══ The data ══

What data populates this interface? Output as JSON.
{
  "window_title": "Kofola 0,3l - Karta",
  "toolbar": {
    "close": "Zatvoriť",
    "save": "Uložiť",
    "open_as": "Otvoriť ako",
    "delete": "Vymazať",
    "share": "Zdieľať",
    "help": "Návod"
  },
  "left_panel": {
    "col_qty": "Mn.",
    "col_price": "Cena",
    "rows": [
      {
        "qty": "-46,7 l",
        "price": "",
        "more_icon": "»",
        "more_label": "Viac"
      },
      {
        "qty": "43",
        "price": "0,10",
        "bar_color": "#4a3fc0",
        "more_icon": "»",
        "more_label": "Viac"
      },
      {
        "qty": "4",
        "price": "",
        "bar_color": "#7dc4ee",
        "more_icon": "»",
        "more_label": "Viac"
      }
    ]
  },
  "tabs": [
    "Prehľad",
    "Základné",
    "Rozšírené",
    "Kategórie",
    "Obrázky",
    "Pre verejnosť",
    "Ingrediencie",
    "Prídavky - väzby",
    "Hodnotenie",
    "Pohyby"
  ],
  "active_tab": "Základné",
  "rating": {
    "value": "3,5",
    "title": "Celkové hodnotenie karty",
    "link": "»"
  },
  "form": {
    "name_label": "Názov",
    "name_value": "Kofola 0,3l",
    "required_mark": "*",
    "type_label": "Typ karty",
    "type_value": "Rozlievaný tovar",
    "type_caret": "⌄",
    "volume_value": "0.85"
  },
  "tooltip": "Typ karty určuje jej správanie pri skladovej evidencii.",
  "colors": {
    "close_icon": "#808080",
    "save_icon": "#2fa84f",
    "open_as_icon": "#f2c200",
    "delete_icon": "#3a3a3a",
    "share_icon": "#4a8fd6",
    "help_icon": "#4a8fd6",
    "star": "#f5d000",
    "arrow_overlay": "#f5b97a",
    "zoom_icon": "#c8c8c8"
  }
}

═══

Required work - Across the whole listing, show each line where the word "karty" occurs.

Problem solution -
    "title": "Celkové hodnotenie karty",
    "type_label": "Typ karty",
  "tooltip": "Typ karty určuje jej správanie pri skladovej evidencii.",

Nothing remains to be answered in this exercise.